Buying and selling used cars is risky business. Modern cars have become incredibly complex and there are thousands of parts to wear out or break. Dealerships can be held liable for selling an unsafe vehicle to an unsuspecting customer, so they need to budget for fixing any issues that could prevent it from passing a safety inspection.
Normally, these aren’t going to be disclosed by the person trading in the vehicle, so it’s up to them to assess the vehicle with a quick walk around and test drive. Every dealership has their own refurbishment process before making the vehicle available for sale.
Some will go to the level of fixing curb rash on wheels and pulling out door dings, but for others, some fresh Armor-All on the tires and an unearned inspection sticker will do.
It’s best practice when taking any vehicle for appraisal to remove any junk from the interior and give it a good cleaning.

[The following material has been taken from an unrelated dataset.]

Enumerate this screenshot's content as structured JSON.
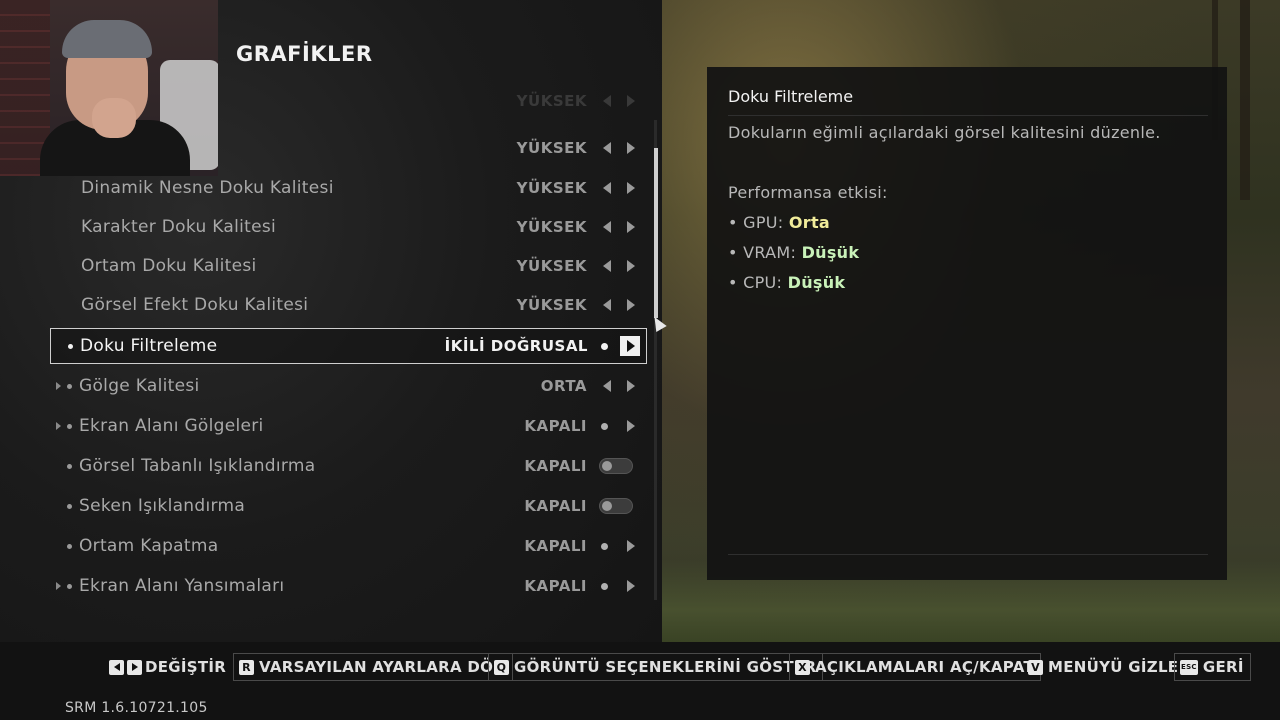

A cluttered car gives the impression that it has probably been neglected in general. If you really want to go the extra mile and wow them, a thorough wash including in the door jambs, around the trunk/hatch, and under the hood could score you major points.
If you have a higher mileage vehicle, it always helps if you have receipts and records to document repairs and maintenance that have already been done.
Honestly, this is helpful when selling any vehicle because it gives the potential buyer more confidence in the purchase. More confidence means more money in your pocket. Uncertainty will result in a much lower value to allow for potentially needed repairs.
Trading in a classic car- should you do it?
As noted above, dealerships have a certain type of vehicle they like to keep on their lot. There are places out there that only deal in classic vehicles, so trading in your antique there would be the easiest way to go.
Of course, the usual pros and cons of selling privately versus trading in would apply. Trading in a classic on a new car will be trickier though. I have come across dealerships that will put one on their showroom floor to draw some extra attention, but that’s not the norm. They’re probably not equipped to accurately assess the value of such a vehicle.
The service department may not be able to work on the vehicle and then it’s a different ball game for the salespeople too.
Not every place conforms to these rules though! There’s a used car dealership near me whose inventory is mostly made up of cars that are less than ten years old, but their showroom usually has one or two muscle cars from the ‘60s along with a ‘30s hot rod.
I also bought a used motorcycle from a Ford dealership which is a bit odd. The stranger part though was that the pictures they used in the ad showed it sitting among a bunch of classic Mustangs and Cougars! I imagine in these oddball scenarios; you have an owner who is genuinely a car enthusiast and not strictly a businessman.
I would recommend spending some time scoping out a dealership’s inventory online first. If your classic seems like it would stick out like a misfit toy among their other cars, don’t bother trying to take yours there.
Trading in your vehicle is a convenient way to expedite the process of getting into a different vehicle. This convenience comes at a cost, especially for owners of something a little bit older and worn, but this can be minimized by targeting the right places to offload your old ride.
For a complete breakdown of the pros and cons of trading your car in to a dealership, check out this article.
So, if you bought your daily driver off Fred Flintstone, fear not the headaches of Facebook Marketplace- the simplicity of trading it in on a 21st century ride is still an option for you.
When Greg turned 16, he couldn’t afford something cool, so he decided to get a motorcycle. He’s owned about 20 different ones since then… and might have a problem. He also owns a 2021 Toyota Tacoma and Chevrolet SS. Read more about Greg: